DATA SUPPLIED:
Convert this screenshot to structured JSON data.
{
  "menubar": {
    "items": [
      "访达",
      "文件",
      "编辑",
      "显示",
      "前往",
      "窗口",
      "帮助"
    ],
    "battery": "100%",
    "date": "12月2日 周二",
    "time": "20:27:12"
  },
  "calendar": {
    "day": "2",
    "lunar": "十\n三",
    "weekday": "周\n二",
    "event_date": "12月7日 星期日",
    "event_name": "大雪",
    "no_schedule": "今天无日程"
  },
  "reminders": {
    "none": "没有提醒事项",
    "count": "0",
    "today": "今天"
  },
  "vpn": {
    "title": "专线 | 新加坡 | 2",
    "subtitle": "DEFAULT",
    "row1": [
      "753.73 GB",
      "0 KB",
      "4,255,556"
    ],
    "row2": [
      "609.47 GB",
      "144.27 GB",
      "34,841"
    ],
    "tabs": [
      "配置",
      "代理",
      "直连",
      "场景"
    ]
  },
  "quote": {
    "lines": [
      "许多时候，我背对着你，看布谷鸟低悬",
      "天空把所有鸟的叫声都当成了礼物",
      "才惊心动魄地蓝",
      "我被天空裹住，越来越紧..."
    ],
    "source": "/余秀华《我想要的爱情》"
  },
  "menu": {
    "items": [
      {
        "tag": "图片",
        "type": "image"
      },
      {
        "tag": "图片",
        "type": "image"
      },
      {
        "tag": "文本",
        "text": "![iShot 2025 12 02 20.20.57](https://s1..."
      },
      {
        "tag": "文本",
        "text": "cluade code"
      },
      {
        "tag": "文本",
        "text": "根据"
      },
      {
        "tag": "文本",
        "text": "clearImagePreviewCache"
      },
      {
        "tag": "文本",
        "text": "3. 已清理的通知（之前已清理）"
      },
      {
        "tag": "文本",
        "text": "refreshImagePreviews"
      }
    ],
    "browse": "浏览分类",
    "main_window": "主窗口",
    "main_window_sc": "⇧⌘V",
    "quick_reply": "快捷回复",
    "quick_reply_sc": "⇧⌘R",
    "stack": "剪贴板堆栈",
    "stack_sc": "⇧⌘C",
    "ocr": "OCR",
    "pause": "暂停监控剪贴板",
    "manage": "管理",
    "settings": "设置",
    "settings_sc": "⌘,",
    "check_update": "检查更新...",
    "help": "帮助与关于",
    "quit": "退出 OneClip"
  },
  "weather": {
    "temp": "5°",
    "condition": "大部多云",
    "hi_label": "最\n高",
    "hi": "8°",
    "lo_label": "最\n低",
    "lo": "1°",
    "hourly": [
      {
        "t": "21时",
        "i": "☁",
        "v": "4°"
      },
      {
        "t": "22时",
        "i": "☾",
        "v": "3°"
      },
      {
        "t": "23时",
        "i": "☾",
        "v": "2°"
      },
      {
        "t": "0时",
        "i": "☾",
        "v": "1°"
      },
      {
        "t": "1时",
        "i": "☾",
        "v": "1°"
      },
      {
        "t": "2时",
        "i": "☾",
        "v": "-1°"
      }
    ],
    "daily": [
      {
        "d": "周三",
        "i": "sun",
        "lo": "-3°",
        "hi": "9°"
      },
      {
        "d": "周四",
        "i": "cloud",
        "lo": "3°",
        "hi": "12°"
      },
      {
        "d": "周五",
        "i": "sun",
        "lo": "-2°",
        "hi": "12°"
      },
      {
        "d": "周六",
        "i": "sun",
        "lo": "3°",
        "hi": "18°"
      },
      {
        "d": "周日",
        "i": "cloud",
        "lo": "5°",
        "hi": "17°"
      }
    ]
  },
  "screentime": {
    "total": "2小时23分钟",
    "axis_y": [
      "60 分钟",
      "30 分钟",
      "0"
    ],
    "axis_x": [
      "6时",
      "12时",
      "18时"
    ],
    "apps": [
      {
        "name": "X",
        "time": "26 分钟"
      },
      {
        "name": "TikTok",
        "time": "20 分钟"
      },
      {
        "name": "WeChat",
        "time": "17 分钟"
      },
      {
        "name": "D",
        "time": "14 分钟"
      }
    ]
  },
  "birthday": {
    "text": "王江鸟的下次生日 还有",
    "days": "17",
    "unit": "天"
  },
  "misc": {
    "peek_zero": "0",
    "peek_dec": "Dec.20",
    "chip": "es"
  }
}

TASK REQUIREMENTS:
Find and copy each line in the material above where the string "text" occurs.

SOLUTION FOR THIS EXERCISE:
        "text": "![iShot 2025 12 02 20.20.57](https://s1..."
        "text": "cluade code"
        "text": "根据"
        "text": "clearImagePreviewCache"
        "text": "3. 已清理的通知（之前已清理）"
        "text": "refreshImagePreviews"
    "text": "王江鸟的下次生日 还有",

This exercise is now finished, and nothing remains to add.